The problem with the hierarchy

  • TREND: A special status of individual group members can lead to blocked communications. The opinions will be adapted to the opinions of the leader(s). On the other hand shared responsibilities result in superficiality: The attitude to risks and solutions becomes more relaxed as the responsibility is shared.

  • ACTION: The official assignment of responsibilities and topic leads can make expert knowledge for all group members visible and guarantees that important information will be heard. Group members with a lot of influence should refrain from voicing their own opinions in order to encourage the other group members to raise their proposals and criticisms first. The usage of process models with different phases can counteract the blockade of ideas too: In a first phase all members write their ideas down without speaking with the others. The second phase is focusing on the discussion of the ideas. In other words: be transparent.

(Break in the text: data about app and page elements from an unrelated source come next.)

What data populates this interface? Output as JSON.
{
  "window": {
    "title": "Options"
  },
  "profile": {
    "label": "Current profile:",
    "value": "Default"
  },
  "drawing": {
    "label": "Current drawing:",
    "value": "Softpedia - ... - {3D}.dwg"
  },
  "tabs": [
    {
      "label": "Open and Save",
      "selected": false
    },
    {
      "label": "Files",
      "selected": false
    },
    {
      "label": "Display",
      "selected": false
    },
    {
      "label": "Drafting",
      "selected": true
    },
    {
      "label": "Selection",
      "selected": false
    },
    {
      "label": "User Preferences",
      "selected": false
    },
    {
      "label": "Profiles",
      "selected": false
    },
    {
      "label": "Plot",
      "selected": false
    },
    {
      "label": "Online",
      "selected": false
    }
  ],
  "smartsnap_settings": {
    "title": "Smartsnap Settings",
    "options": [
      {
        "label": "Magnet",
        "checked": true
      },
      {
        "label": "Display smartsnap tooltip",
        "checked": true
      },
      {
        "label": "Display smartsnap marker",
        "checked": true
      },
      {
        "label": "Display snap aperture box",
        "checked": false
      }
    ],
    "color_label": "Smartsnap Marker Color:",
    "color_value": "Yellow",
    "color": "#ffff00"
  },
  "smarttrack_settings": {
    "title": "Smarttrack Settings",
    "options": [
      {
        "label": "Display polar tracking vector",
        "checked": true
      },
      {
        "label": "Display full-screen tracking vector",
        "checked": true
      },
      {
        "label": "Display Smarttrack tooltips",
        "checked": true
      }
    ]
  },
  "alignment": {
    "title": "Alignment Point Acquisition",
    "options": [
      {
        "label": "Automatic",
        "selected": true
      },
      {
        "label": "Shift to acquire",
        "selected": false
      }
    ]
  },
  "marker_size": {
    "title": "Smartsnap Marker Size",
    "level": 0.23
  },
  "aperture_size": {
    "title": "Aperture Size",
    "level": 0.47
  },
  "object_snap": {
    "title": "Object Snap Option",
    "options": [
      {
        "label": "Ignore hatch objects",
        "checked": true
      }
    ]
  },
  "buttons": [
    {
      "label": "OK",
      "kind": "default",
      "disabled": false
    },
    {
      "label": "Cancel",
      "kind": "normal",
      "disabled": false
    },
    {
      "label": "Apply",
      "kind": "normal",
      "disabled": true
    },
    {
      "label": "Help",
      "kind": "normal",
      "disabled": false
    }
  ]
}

The bottom line is: Diversity needs a lot of attentiveness to create and to keep it. Most companies simply don’t prioritize the required actions as they see them as “soft aspects” of the daily business which can be handled “somehow”. Unfortunately research shows that this will not work. You need to spend some energy in order to get the full power of diverse teams back. That’s what we try to do here at Endocode.


About the author

Andreas Wichmann is a partner at the Endocde AG and adds more than 25 years of experience in project management and team building to our track record. With his expertise in complex group interactions, he designs environments for collaboration, teamwork and cooperative thinking.